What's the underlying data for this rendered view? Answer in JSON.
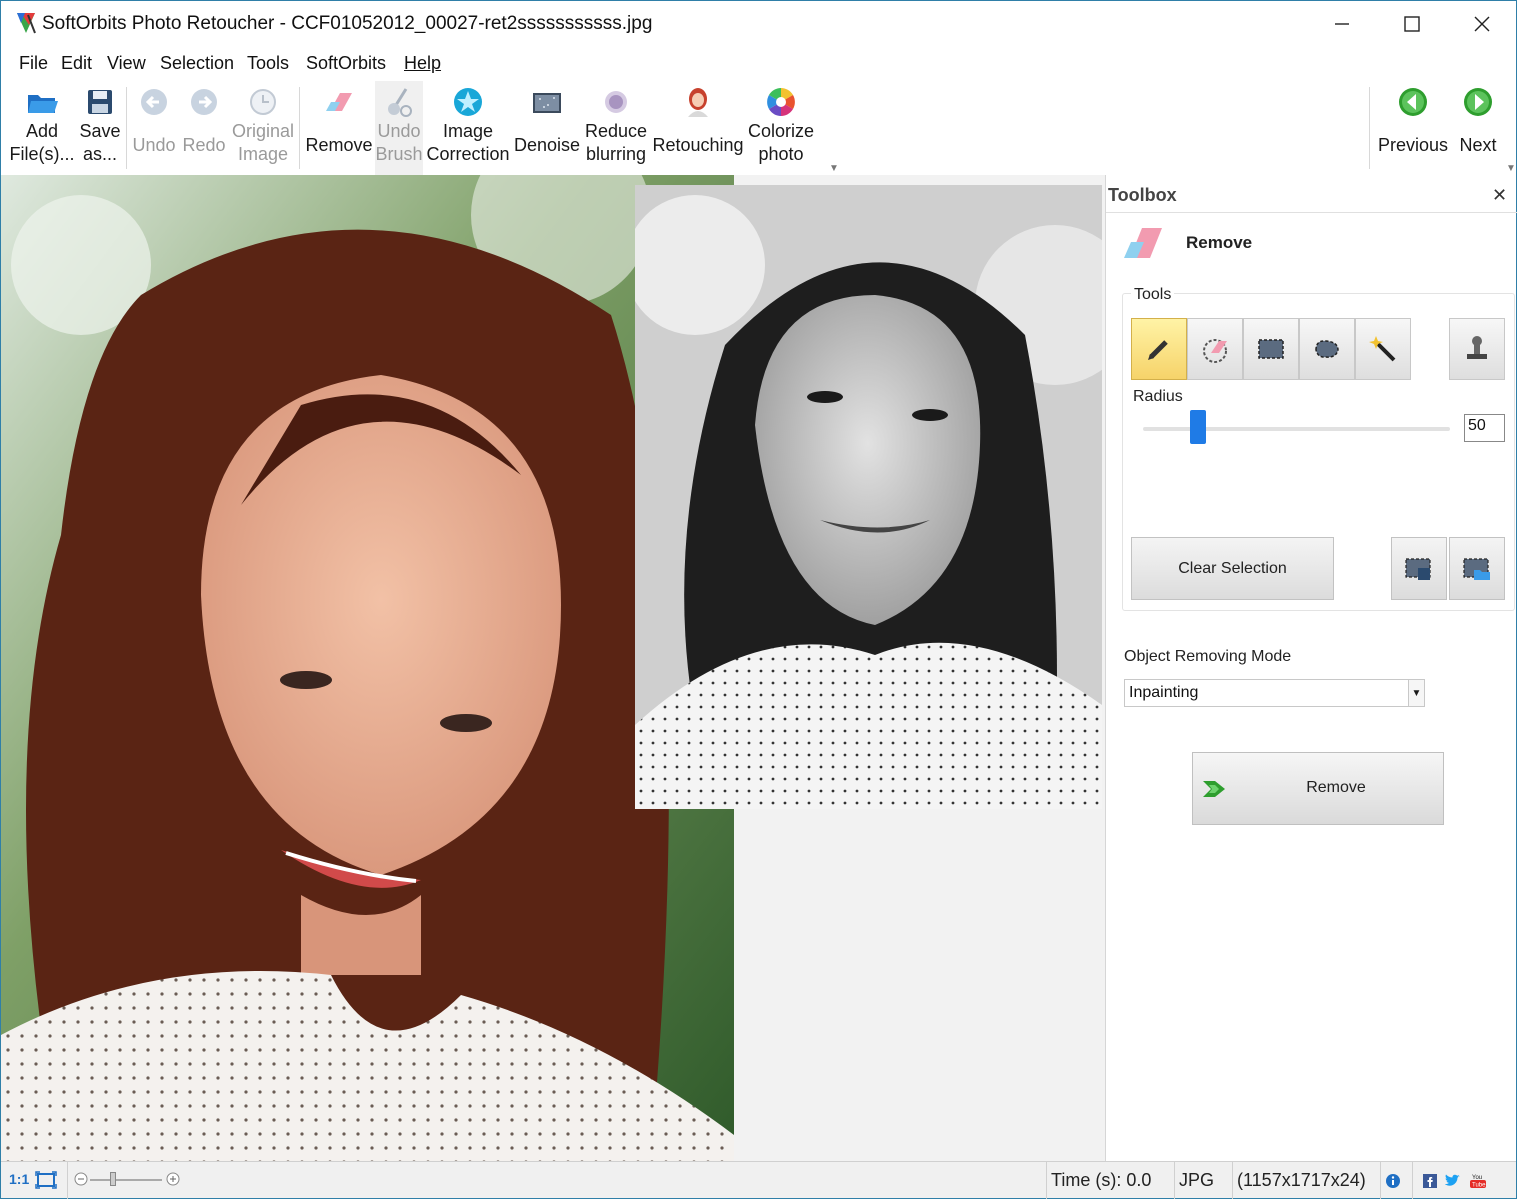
{
  "window": {
    "title": "SoftOrbits Photo Retoucher - CCF01052012_00027-ret2sssssssssss.jpg"
  },
  "menu": [
    {
      "label": "File"
    },
    {
      "label": "Edit"
    },
    {
      "label": "View"
    },
    {
      "label": "Selection"
    },
    {
      "label": "Tools"
    },
    {
      "label": "SoftOrbits"
    },
    {
      "label": "Help"
    }
  ],
  "toolbar": {
    "add_files": {
      "line1": "Add",
      "line2": "File(s)..."
    },
    "save_as": {
      "line1": "Save",
      "line2": "as..."
    },
    "undo": {
      "label": "Undo"
    },
    "redo": {
      "label": "Redo"
    },
    "original_image": {
      "line1": "Original",
      "line2": "Image"
    },
    "remove": {
      "label": "Remove"
    },
    "undo_brush": {
      "line1": "Undo",
      "line2": "Brush"
    },
    "image_correction": {
      "line1": "Image",
      "line2": "Correction"
    },
    "denoise": {
      "label": "Denoise"
    },
    "reduce_blurring": {
      "line1": "Reduce",
      "line2": "blurring"
    },
    "retouching": {
      "label": "Retouching"
    },
    "colorize_photo": {
      "line1": "Colorize",
      "line2": "photo"
    },
    "previous": {
      "label": "Previous"
    },
    "next": {
      "label": "Next"
    }
  },
  "toolbox": {
    "title": "Toolbox",
    "section_title": "Remove",
    "tools_label": "Tools",
    "tools": [
      {
        "name": "pencil",
        "active": true
      },
      {
        "name": "eraser",
        "active": false
      },
      {
        "name": "rect-select",
        "active": false
      },
      {
        "name": "lasso-select",
        "active": false
      },
      {
        "name": "magic-wand",
        "active": false
      },
      {
        "name": "clone-stamp",
        "active": false
      }
    ],
    "radius_label": "Radius",
    "radius_value": "50",
    "radius_slider_fraction": 0.18,
    "clear_selection_label": "Clear Selection",
    "mode_label": "Object Removing Mode",
    "mode_value": "Inpainting",
    "remove_button_label": "Remove"
  },
  "statusbar": {
    "zoom_1to1": "1:1",
    "time": "Time (s): 0.0",
    "format": "JPG",
    "dimensions": "(1157x1717x24)"
  },
  "colors": {
    "accent": "#1f7be6",
    "window_border": "#2f7fa8",
    "active_tool": "#f6d36a",
    "nav_green": "#2e9e2e"
  }
}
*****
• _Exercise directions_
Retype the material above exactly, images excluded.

• _Response area_
What's the underlying data for this rendered view? Answer in JSON.
{
  "window": {
    "title": "SoftOrbits Photo Retoucher - CCF01052012_00027-ret2sssssssssss.jpg"
  },
  "menu": [
    {
      "label": "File"
    },
    {
      "label": "Edit"
    },
    {
      "label": "View"
    },
    {
      "label": "Selection"
    },
    {
      "label": "Tools"
    },
    {
      "label": "SoftOrbits"
    },
    {
      "label": "Help"
    }
  ],
  "toolbar": {
    "add_files": {
      "line1": "Add",
      "line2": "File(s)..."
    },
    "save_as": {
      "line1": "Save",
      "line2": "as..."
    },
    "undo": {
      "label": "Undo"
    },
    "redo": {
      "label": "Redo"
    },
    "original_image": {
      "line1": "Original",
      "line2": "Image"
    },
    "remove": {
      "label": "Remove"
    },
    "undo_brush": {
      "line1": "Undo",
      "line2": "Brush"
    },
    "image_correction": {
      "line1": "Image",
      "line2": "Correction"
    },
    "denoise": {
      "label": "Denoise"
    },
    "reduce_blurring": {
      "line1": "Reduce",
      "line2": "blurring"
    },
    "retouching": {
      "label": "Retouching"
    },
    "colorize_photo": {
      "line1": "Colorize",
      "line2": "photo"
    },
    "previous": {
      "label": "Previous"
    },
    "next": {
      "label": "Next"
    }
  },
  "toolbox": {
    "title": "Toolbox",
    "section_title": "Remove",
    "tools_label": "Tools",
    "tools": [
      {
        "name": "pencil",
        "active": true
      },
      {
        "name": "eraser",
        "active": false
      },
      {
        "name": "rect-select",
        "active": false
      },
      {
        "name": "lasso-select",
        "active": false
      },
      {
        "name": "magic-wand",
        "active": false
      },
      {
        "name": "clone-stamp",
        "active": false
      }
    ],
    "radius_label": "Radius",
    "radius_value": "50",
    "radius_slider_fraction": 0.18,
    "clear_selection_label": "Clear Selection",
    "mode_label": "Object Removing Mode",
    "mode_value": "Inpainting",
    "remove_button_label": "Remove"
  },
  "statusbar": {
    "zoom_1to1": "1:1",
    "time": "Time (s): 0.0",
    "format": "JPG",
    "dimensions": "(1157x1717x24)"
  },
  "colors": {
    "accent": "#1f7be6",
    "window_border": "#2f7fa8",
    "active_tool": "#f6d36a",
    "nav_green": "#2e9e2e"
  }
}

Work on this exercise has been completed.